Raw data: Begin

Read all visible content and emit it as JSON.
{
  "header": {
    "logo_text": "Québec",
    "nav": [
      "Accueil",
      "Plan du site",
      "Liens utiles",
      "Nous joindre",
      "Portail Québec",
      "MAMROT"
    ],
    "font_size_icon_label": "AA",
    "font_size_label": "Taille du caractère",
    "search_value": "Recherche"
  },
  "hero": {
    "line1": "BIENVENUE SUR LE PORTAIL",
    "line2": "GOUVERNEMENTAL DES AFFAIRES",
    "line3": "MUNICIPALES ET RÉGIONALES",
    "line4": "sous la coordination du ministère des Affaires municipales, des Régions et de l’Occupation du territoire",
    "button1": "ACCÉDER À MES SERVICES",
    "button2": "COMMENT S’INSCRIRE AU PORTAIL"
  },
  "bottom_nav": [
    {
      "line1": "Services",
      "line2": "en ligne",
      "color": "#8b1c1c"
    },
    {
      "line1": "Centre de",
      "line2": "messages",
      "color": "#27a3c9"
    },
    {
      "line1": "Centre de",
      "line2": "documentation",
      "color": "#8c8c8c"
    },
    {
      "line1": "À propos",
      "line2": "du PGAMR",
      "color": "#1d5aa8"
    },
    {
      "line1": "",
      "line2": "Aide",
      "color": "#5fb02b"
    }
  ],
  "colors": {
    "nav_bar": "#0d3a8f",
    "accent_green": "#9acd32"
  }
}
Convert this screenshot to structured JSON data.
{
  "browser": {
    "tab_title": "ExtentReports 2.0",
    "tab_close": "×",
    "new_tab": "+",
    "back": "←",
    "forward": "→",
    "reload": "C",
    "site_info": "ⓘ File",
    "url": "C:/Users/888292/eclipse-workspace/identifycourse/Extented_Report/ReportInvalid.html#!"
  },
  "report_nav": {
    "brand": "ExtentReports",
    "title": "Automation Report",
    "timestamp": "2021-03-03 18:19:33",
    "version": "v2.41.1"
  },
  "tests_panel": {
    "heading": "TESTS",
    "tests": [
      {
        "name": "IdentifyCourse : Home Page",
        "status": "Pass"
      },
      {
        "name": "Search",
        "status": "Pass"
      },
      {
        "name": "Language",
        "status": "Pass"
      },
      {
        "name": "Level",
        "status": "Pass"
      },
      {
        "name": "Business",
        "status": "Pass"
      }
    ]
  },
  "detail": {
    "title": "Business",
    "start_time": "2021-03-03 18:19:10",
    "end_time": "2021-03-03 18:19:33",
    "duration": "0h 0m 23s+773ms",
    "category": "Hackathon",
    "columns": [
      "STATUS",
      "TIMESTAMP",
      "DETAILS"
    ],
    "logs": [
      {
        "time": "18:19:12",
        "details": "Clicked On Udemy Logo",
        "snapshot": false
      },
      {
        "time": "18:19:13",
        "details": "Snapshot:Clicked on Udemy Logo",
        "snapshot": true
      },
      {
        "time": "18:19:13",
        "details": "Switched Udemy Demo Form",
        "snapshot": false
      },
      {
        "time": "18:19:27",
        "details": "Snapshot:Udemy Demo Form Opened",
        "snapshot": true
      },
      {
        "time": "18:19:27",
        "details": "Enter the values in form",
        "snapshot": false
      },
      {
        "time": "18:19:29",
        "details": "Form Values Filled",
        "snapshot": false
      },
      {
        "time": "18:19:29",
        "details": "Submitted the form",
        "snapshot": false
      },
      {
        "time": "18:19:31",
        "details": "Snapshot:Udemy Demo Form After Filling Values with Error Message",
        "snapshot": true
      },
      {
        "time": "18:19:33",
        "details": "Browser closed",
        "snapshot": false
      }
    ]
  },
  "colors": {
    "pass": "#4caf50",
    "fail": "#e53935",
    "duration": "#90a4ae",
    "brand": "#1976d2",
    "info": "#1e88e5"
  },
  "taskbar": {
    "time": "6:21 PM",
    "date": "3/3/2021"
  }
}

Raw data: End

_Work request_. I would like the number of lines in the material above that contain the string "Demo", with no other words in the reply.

_Finished task_. 3